Ralph & Martha Perry Memorial Conservation Area
This area is named after the late Dr. Ralph Perry and his wife, Martha, who donated both land and money to create the conservation area. The area features a diversity of terrain and habitats, including crop fields, old-field habitat, wetlands, glades, woodlands, and both bottomland and upland forest.
Management of this 4,134-acre area includes mowing and controlled burning to maintain plant diversity in the open areas. Habitat plantings include shrubs, native grasses and trees, including two plantings of the Concordia oak, a rare three-way hybrid. Wetland management includes the seasonal flooding of more than 750 acres. Check out more about the Conservation Area.
A hiking trail consisting of two loops travels through varying habitats and provides access to several fishing lakes. Several small ponds, the Blackwater River and two lakes provide fishing opportunities. The Conservation Department stocks selected area waters with catfish, bass, redear sunfish and bluegill.
Seasonal access to the Blackwater River is provided in Unit 1. Over seven miles of the Blackwater River flows through the area.
J.N Turkey Kearn Memorial Wildlife Area

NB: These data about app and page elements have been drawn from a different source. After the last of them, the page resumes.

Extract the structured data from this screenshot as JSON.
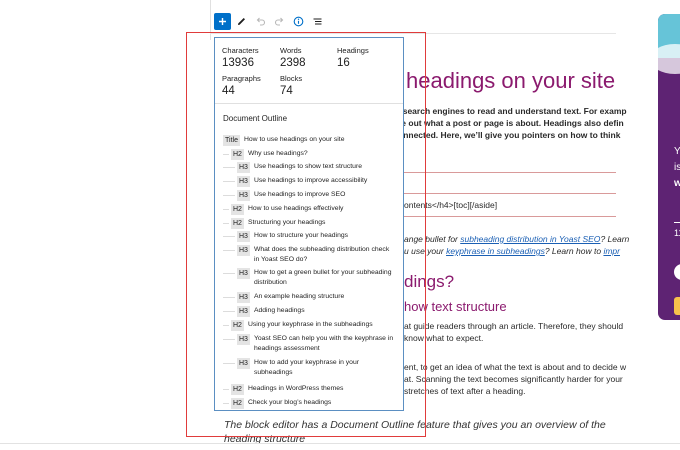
{
  "document": {
    "heading_big": "headings on your site",
    "intro_lines": [
      "l search engines to read and understand text. For examp",
      "re out what a post or page is about. Headings also defin",
      "onnected. Here, we’ll give you pointers on how to think"
    ],
    "shortcode_text": "ontents</h4>[toc][/aside]",
    "italic_line1_prefix": "ange bullet for ",
    "italic_line1_link": "subheading distribution in Yoast SEO",
    "italic_line1_suffix": "? Learn",
    "italic_line2_prefix": "u use your ",
    "italic_line2_link": "keyphrase in subheadings",
    "italic_line2_suffix": "? Learn how to ",
    "italic_line2_tail": "impr",
    "h2_partial": "dings?",
    "h3_partial": "how text structure",
    "para_lines": [
      "at guide readers through an article. Therefore, they should",
      "know what to expect.",
      "",
      "ent, to get an idea of what the text is about and to decide w",
      "at. Scanning the text becomes significantly harder for your",
      "stretches of text after a heading."
    ],
    "bottom_italic": "The block editor has a Document Outline feature that gives you an overview of the",
    "bottom_italic_2": "heading structure"
  },
  "card": {
    "line1": "Y",
    "line2": "is",
    "line3": "w",
    "line4": "11"
  },
  "stats": {
    "characters_label": "Characters",
    "characters_value": "13936",
    "words_label": "Words",
    "words_value": "2398",
    "headings_label": "Headings",
    "headings_value": "16",
    "paragraphs_label": "Paragraphs",
    "paragraphs_value": "44",
    "blocks_label": "Blocks",
    "blocks_value": "74"
  },
  "outline": {
    "title": "Document Outline",
    "items": [
      {
        "level": "Title",
        "text": "How to use headings on your site"
      },
      {
        "level": "H2",
        "text": "Why use headings?"
      },
      {
        "level": "H3",
        "text": "Use headings to show text structure"
      },
      {
        "level": "H3",
        "text": "Use headings to improve accessibility"
      },
      {
        "level": "H3",
        "text": "Use headings to improve SEO"
      },
      {
        "level": "H2",
        "text": "How to use headings effectively"
      },
      {
        "level": "H2",
        "text": "Structuring your headings"
      },
      {
        "level": "H3",
        "text": "How to structure your headings"
      },
      {
        "level": "H3",
        "text": "What does the subheading distribution check in Yoast SEO do?"
      },
      {
        "level": "H3",
        "text": "How to get a green bullet for your subheading distribution"
      },
      {
        "level": "H3",
        "text": "An example heading structure"
      },
      {
        "level": "H3",
        "text": "Adding headings"
      },
      {
        "level": "H2",
        "text": "Using your keyphrase in the subheadings"
      },
      {
        "level": "H3",
        "text": "Yoast SEO can help you with the keyphrase in headings assessment"
      },
      {
        "level": "H3",
        "text": "How to add your keyphrase in your subheadings"
      },
      {
        "level": "H2",
        "text": "Headings in WordPress themes"
      },
      {
        "level": "H2",
        "text": "Check your blog’s headings"
      }
    ]
  },
  "toolbar": {
    "add_icon": "plus-icon",
    "tools_icon": "pen-icon",
    "undo_icon": "undo-icon",
    "redo_icon": "redo-icon",
    "details_icon": "info-icon",
    "list_view_icon": "list-view-icon"
  },
  "colors": {
    "heading": "#8b1a6e",
    "accent": "#0070c9",
    "annotation": "#e03b3b",
    "card": "#5e2373"
  }
}
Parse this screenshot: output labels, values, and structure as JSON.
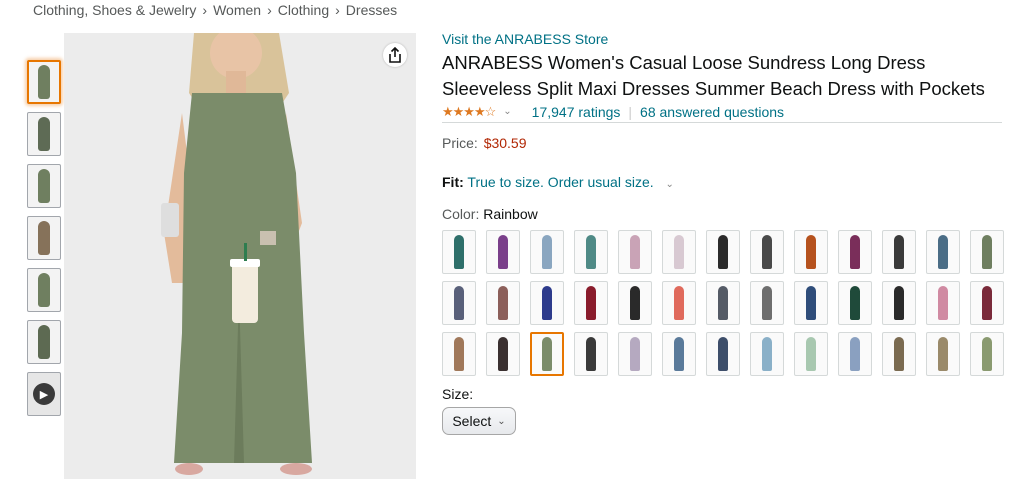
{
  "breadcrumb": [
    "Clothing, Shoes & Jewelry",
    "Women",
    "Clothing",
    "Dresses"
  ],
  "breadcrumb_separator": "›",
  "share_icon": "share-icon",
  "product": {
    "store_link": "Visit the ANRABESS Store",
    "title": "ANRABESS Women's Casual Loose Sundress Long Dress Sleeveless Split Maxi Dresses Summer Beach Dress with Pockets",
    "stars": "★★★★☆",
    "rating_value": 4.5,
    "ratings": "17,947 ratings",
    "answered": "68 answered questions",
    "price_label": "Price:",
    "price": "$30.59",
    "fit_label": "Fit:",
    "fit_value": "True to size. Order usual size.",
    "color_label": "Color:",
    "color_value": "Rainbow",
    "size_label": "Size:",
    "size_select": "Select"
  },
  "colors": {
    "accent": "#e77600",
    "link": "#007185",
    "price": "#b12704",
    "star": "#de7921",
    "main_dress": "#7b8c6a"
  },
  "thumbnails": [
    {
      "color": "#6f7f60",
      "selected": true
    },
    {
      "color": "#5e6b55",
      "selected": false
    },
    {
      "color": "#6f7f60",
      "selected": false
    },
    {
      "color": "#86725a",
      "selected": false
    },
    {
      "color": "#6f7f60",
      "selected": false
    },
    {
      "color": "#5d6a52",
      "selected": false
    },
    {
      "video": true
    }
  ],
  "swatches": [
    "#2e6f6a",
    "#7a3f8a",
    "#8aa6c0",
    "#4f8a86",
    "#c9a3b6",
    "#d8c9d2",
    "#2b2b2b",
    "#4a4a4a",
    "#b6521e",
    "#7a2e5a",
    "#3a3a3a",
    "#4b6d86",
    "#6f7f60",
    "#59607a",
    "#8c5f5a",
    "#2d3b8c",
    "#8a1c2c",
    "#2a2a2a",
    "#e06a5c",
    "#555b66",
    "#6e6e6e",
    "#2f4d7a",
    "#1f4a3a",
    "#2a2a2a",
    "#d08aa2",
    "#7a2a3a",
    "#a0785a",
    "#3a3030",
    "#7b8c6a",
    "#3a3a3a",
    "#b5a9c0",
    "#5a7a9a",
    "#3d4e6a",
    "#8ab0c8",
    "#a8c8b0",
    "#8aa0c0",
    "#7a6a50",
    "#9a8a6a",
    "#8a9a70"
  ],
  "selected_swatch": 28
}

J.N "Turkey" Kearn Memorial Wildlife Area is in Johnson and Pettis counties. J.N"Turkey" Kearn, who delighted many people with his humor and knowledge of local history, lived on this land in harmony with its natural beauty. In 1976, he donated 1,479 acres to the Conservation Department with the wish that the bounty of wildlife his ancestors spoke of when they first settled here be restored and preserved for future generations. The Department purchased an additional 195 acres, bringing the area to its present size of 1,674 acres.
The area features a great variety of habitat types, including wooded hills, bottomlands, crop fields, and native grass fields. Two fishing lakes, covering nine and 25 acres, respectively, were built in 2000. The area contains several small ponds and one two-acre pond, and Muddy Creek crosses the northwest corner of the area. Learn more about the Wildlife Area.
Management of the area focuses on providing habitat for upland wildlife species, including deer, turkey, rabbits, squirrels, doves, and songbirds.